- Image Credits
About this Lecture
The involvement of European nations in the transatlantic slave trade was directly connected to their colonisation of the New World. In this module, we look at the colonial projects of the English in the Caribbean and North America and think about how these led the English to become involved in the transatlantic slave trade from the 1640s onwards.

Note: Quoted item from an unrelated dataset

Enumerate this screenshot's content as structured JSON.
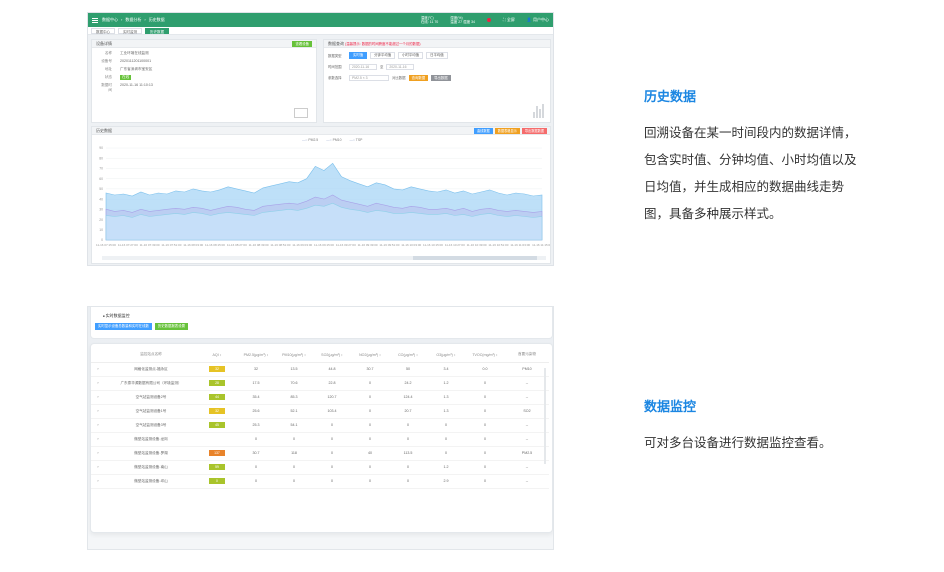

In this course, Dr Toby Green (King’s College, London) explores the history of the transatlantic slave trade, from the fifteenth to the nineteenth century. We begin by thinking about some of the main characteristics of West African societies prior to European contact, before moving on in the second module to the question why Europeans began a slave trade from Africa instead of a different part of the world. After that, we think about why and how the English became involved in the transatlantic slave trade, focusing particularly on reasons related to their colonial projects in the New World. In the fourth module, we consider the reactions the slave trade provoked within West African societies and how these differed depending on factors such as ethnicity, class and political and cultural practices. Finally, we think about recent changes in the historiography of the transatlantic slave trade. We explore how historians have traditionally studied this topic and how critical approaches to the history of the slave trade have changed over the past three decades.

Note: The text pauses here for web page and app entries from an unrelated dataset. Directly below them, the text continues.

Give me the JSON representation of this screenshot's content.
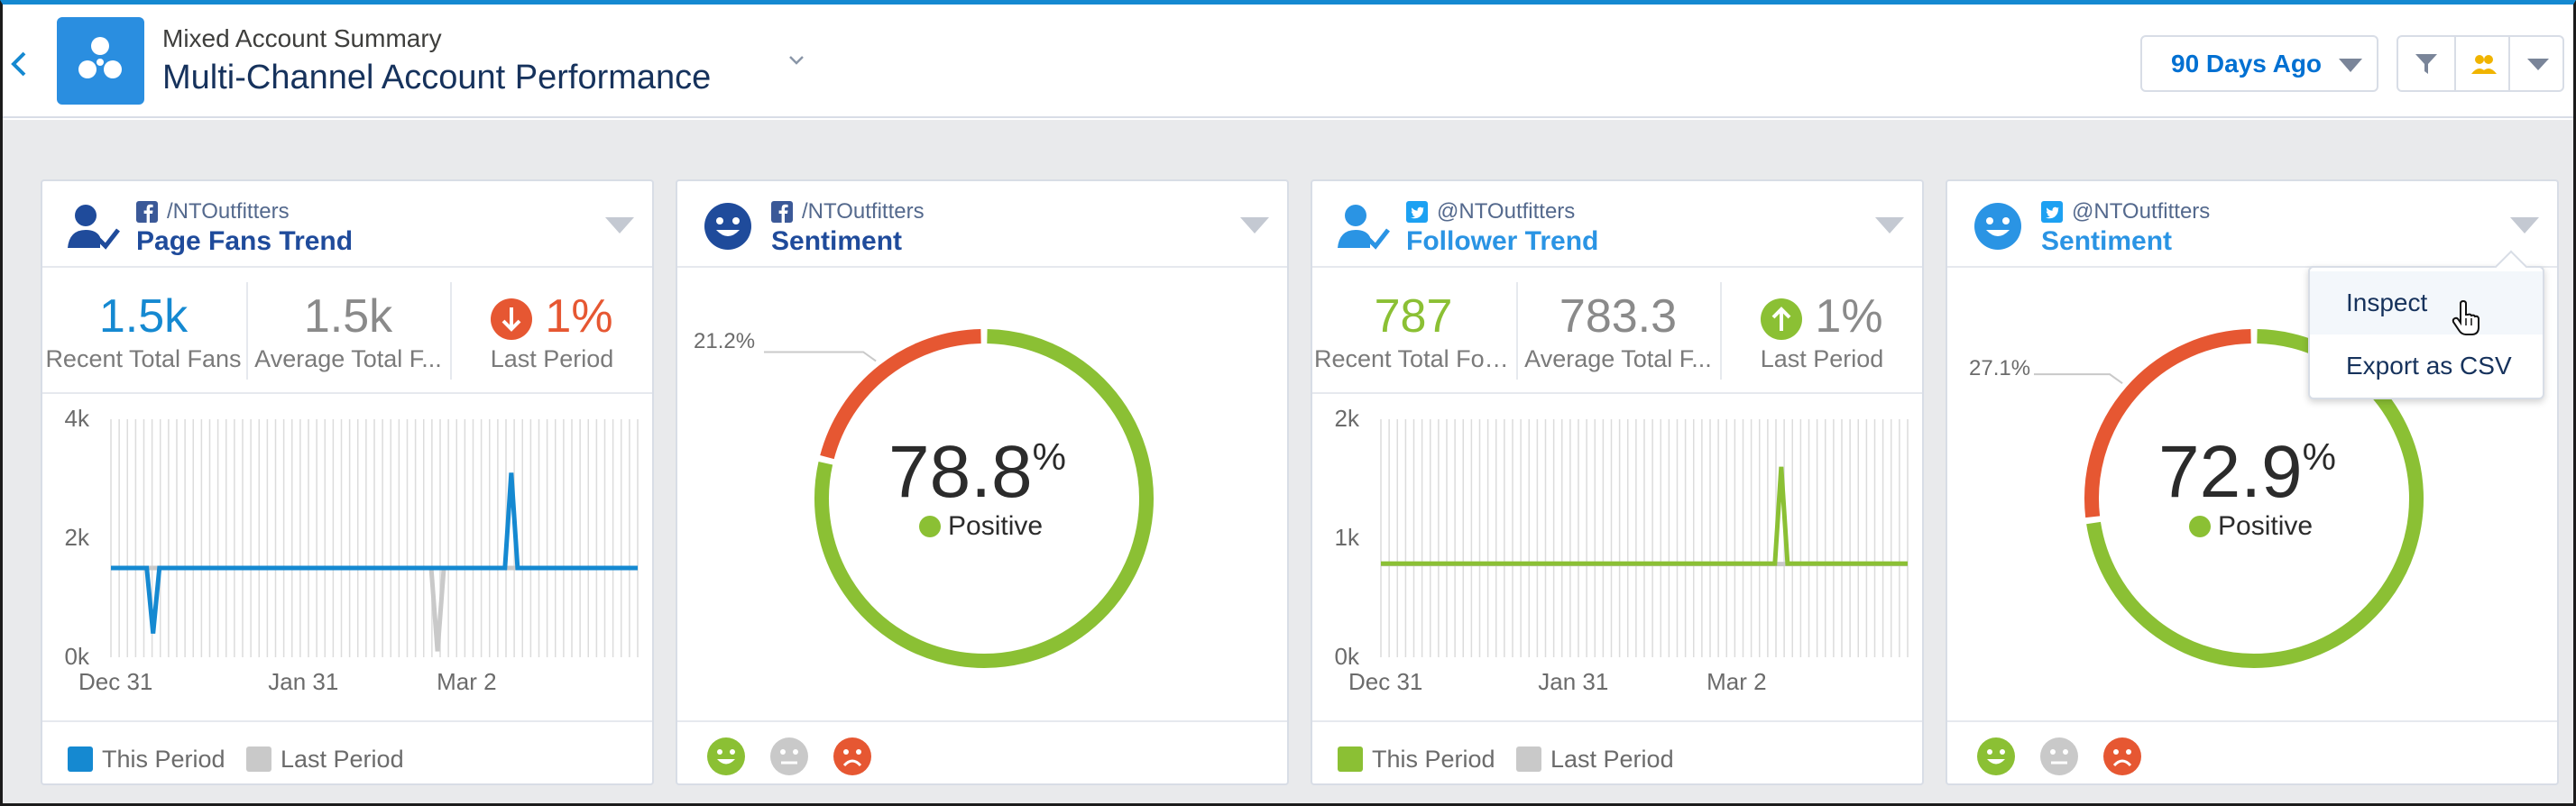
{
  "header": {
    "subtitle": "Mixed Account Summary",
    "title": "Multi-Channel Account Performance",
    "period_label": "90 Days Ago"
  },
  "icons": {
    "back": "chevron-left-icon",
    "app": "community-icon",
    "title_dropdown": "chevron-down-icon",
    "filter": "filter-icon",
    "group": "group-icon",
    "more": "caret-down-icon"
  },
  "colors": {
    "accent": "#1589d1",
    "facebook_blue": "#1f4b9b",
    "twitter_blue": "#2a94e4",
    "positive": "#8bc034",
    "negative": "#e65732",
    "neutral": "#c9c9c9"
  },
  "cards": [
    {
      "handle": "/NTOutfitters",
      "title": "Page Fans Trend",
      "source": "facebook",
      "metrics": [
        {
          "value": "1.5k",
          "label": "Recent Total Fans"
        },
        {
          "value": "1.5k",
          "label": "Average Total F..."
        },
        {
          "value": "1%",
          "label": "Last Period",
          "direction": "down"
        }
      ],
      "legend": [
        "This Period",
        "Last Period"
      ]
    },
    {
      "handle": "/NTOutfitters",
      "title": "Sentiment",
      "source": "facebook",
      "positive_pct": "78.8",
      "pct_sign": "%",
      "positive_label": "Positive",
      "negative_pct_label": "21.2%"
    },
    {
      "handle": "@NTOutfitters",
      "title": "Follower Trend",
      "source": "twitter",
      "metrics": [
        {
          "value": "787",
          "label": "Recent Total Foll..."
        },
        {
          "value": "783.3",
          "label": "Average Total F..."
        },
        {
          "value": "1%",
          "label": "Last Period",
          "direction": "up"
        }
      ],
      "legend": [
        "This Period",
        "Last Period"
      ]
    },
    {
      "handle": "@NTOutfitters",
      "title": "Sentiment",
      "source": "twitter",
      "positive_pct": "72.9",
      "pct_sign": "%",
      "positive_label": "Positive",
      "negative_pct_label": "27.1%"
    }
  ],
  "dropdown": {
    "items": [
      "Inspect",
      "Export as CSV"
    ]
  },
  "chart_data": [
    {
      "type": "line",
      "x_tick_labels": [
        "Dec 31",
        "Jan 31",
        "Mar 2"
      ],
      "y_tick_labels": [
        "4k",
        "2k",
        "0k"
      ],
      "ylim": [
        0,
        4000
      ],
      "series": [
        {
          "name": "This Period",
          "color": "#1589d1",
          "baseline": 1500,
          "spikes": [
            {
              "at": 0.08,
              "value": 400
            },
            {
              "at": 0.76,
              "value": 3100
            }
          ]
        },
        {
          "name": "Last Period",
          "color": "#c9c9c9",
          "baseline": 1500,
          "spikes": [
            {
              "at": 0.62,
              "value": 100
            }
          ]
        }
      ]
    },
    {
      "type": "pie",
      "title": "Sentiment",
      "labels": [
        "Positive",
        "Negative"
      ],
      "values": [
        78.8,
        21.2
      ],
      "colors": [
        "#8bc034",
        "#e65732"
      ]
    },
    {
      "type": "line",
      "x_tick_labels": [
        "Dec 31",
        "Jan 31",
        "Mar 2"
      ],
      "y_tick_labels": [
        "2k",
        "1k",
        "0k"
      ],
      "ylim": [
        0,
        2000
      ],
      "series": [
        {
          "name": "This Period",
          "color": "#8bc034",
          "baseline": 787,
          "spikes": [
            {
              "at": 0.76,
              "value": 1600
            }
          ]
        },
        {
          "name": "Last Period",
          "color": "#c9c9c9",
          "baseline": 783
        }
      ]
    },
    {
      "type": "pie",
      "title": "Sentiment",
      "labels": [
        "Positive",
        "Negative"
      ],
      "values": [
        72.9,
        27.1
      ],
      "colors": [
        "#8bc034",
        "#e65732"
      ]
    }
  ]
}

Toby Green is Senior Lecturer in Lusophone African History and Culture at King's College, London. After studying Philosophy, Toby worked as a writer and editor, publishing various books that have been translated into 12 languages. He then studied for his PhD at the Centre of West African Studies at Birmingham University, working with the Brazilian specialist on Timbuktu and Songhay Paulo de Moraes Farias and completing in 2007, before coming to King's in 2010.
After holding fellowships from the British Academy and the Leverhulme Trust, in 2015 he was recipient of a British Academy Rising Star Engagement Award, for which he organised an interdisciplinary workshop with the musicologist Lucy Duran of SOAS, bringing musicians and historians from West Africa into dialogue.
His recent publications include Brokers of Change: Atlantic Commerce and Cultures in Pre-Colonial Western Africa (2012), The Rise of the Trans-Atlantic Slave Trade in Western Africa, 1300-1589 (2012), and Guinea-Bissau: From Micro State to ‘Narco State’ (2016),
Cite this Lecture
Green, T. (2018, December 11). The Transatlantic Slave Trade, c.1480-1850 - Involvement of the English [Video]. MASSOLIT. https://www.massolit.io/courses/the-transatlantic-slave-trade-c-1480-1850/involvement-of-the-english
Green, T. "The Transatlantic Slave Trade, c.1480-1850 – Involvement of the English." MASSOLIT, uploaded by MASSOLIT, 11 Dec 2018, https://www.massolit.io/courses/the-transatlantic-slave-trade-c-1480-1850/involvement-of-the-english